(Material shown)

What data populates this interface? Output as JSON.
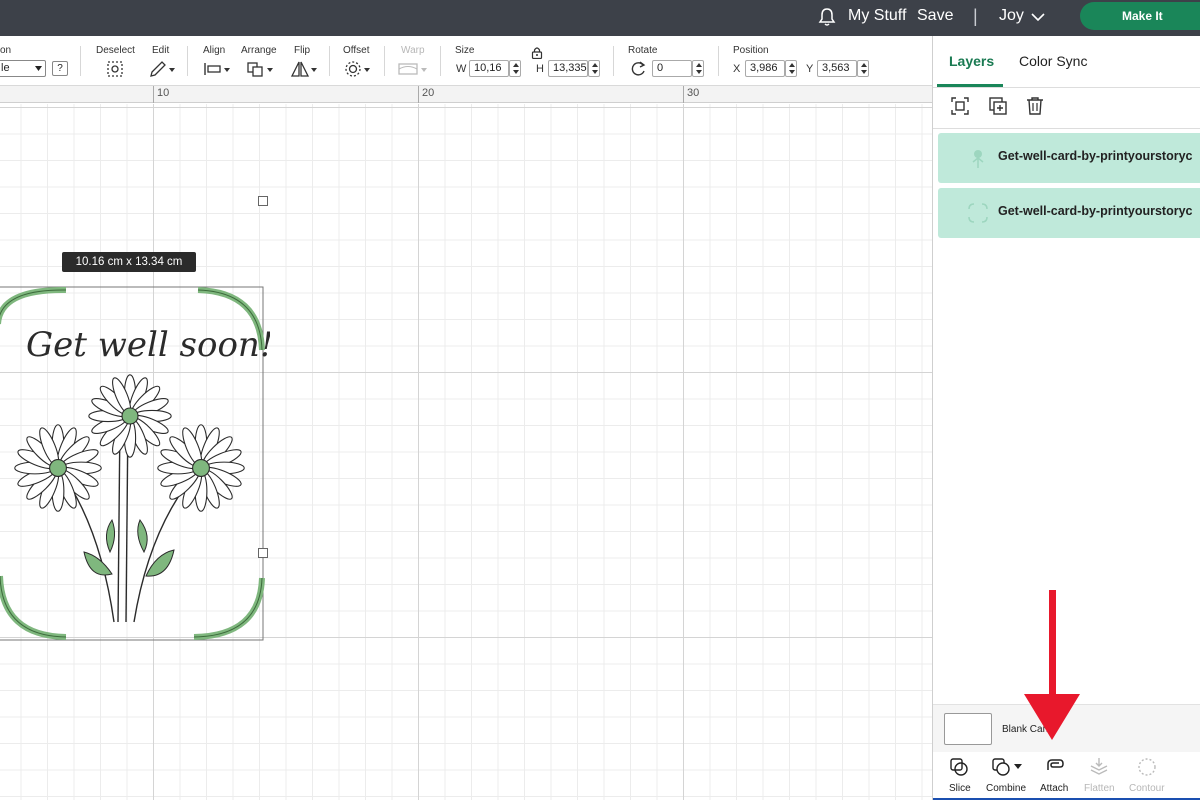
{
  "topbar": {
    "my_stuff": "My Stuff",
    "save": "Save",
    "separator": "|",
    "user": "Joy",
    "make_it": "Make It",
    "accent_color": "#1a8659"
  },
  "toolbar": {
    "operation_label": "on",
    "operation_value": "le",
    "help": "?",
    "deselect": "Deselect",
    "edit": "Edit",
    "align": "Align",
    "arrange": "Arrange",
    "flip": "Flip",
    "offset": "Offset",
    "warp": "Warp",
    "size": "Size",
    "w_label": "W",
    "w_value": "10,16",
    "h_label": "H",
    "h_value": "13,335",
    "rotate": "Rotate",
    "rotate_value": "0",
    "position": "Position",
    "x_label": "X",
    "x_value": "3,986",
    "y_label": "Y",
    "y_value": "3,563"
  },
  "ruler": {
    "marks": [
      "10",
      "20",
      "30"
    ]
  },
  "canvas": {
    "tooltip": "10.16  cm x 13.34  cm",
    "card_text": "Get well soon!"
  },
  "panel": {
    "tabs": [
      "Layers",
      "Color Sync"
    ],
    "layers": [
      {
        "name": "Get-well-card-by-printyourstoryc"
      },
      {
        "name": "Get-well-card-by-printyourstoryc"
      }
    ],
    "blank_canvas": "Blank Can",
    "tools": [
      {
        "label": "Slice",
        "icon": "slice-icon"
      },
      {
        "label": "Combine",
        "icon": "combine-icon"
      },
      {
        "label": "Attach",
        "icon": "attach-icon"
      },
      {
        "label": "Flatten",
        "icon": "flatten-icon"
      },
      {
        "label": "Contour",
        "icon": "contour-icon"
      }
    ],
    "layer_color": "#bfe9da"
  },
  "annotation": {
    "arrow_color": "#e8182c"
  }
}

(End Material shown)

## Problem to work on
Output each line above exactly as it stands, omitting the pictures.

## Output below
What data populates this interface? Output as JSON.
{
  "topbar": {
    "my_stuff": "My Stuff",
    "save": "Save",
    "separator": "|",
    "user": "Joy",
    "make_it": "Make It",
    "accent_color": "#1a8659"
  },
  "toolbar": {
    "operation_label": "on",
    "operation_value": "le",
    "help": "?",
    "deselect": "Deselect",
    "edit": "Edit",
    "align": "Align",
    "arrange": "Arrange",
    "flip": "Flip",
    "offset": "Offset",
    "warp": "Warp",
    "size": "Size",
    "w_label": "W",
    "w_value": "10,16",
    "h_label": "H",
    "h_value": "13,335",
    "rotate": "Rotate",
    "rotate_value": "0",
    "position": "Position",
    "x_label": "X",
    "x_value": "3,986",
    "y_label": "Y",
    "y_value": "3,563"
  },
  "ruler": {
    "marks": [
      "10",
      "20",
      "30"
    ]
  },
  "canvas": {
    "tooltip": "10.16  cm x 13.34  cm",
    "card_text": "Get well soon!"
  },
  "panel": {
    "tabs": [
      "Layers",
      "Color Sync"
    ],
    "layers": [
      {
        "name": "Get-well-card-by-printyourstoryc"
      },
      {
        "name": "Get-well-card-by-printyourstoryc"
      }
    ],
    "blank_canvas": "Blank Can",
    "tools": [
      {
        "label": "Slice",
        "icon": "slice-icon"
      },
      {
        "label": "Combine",
        "icon": "combine-icon"
      },
      {
        "label": "Attach",
        "icon": "attach-icon"
      },
      {
        "label": "Flatten",
        "icon": "flatten-icon"
      },
      {
        "label": "Contour",
        "icon": "contour-icon"
      }
    ],
    "layer_color": "#bfe9da"
  },
  "annotation": {
    "arrow_color": "#e8182c"
  }
}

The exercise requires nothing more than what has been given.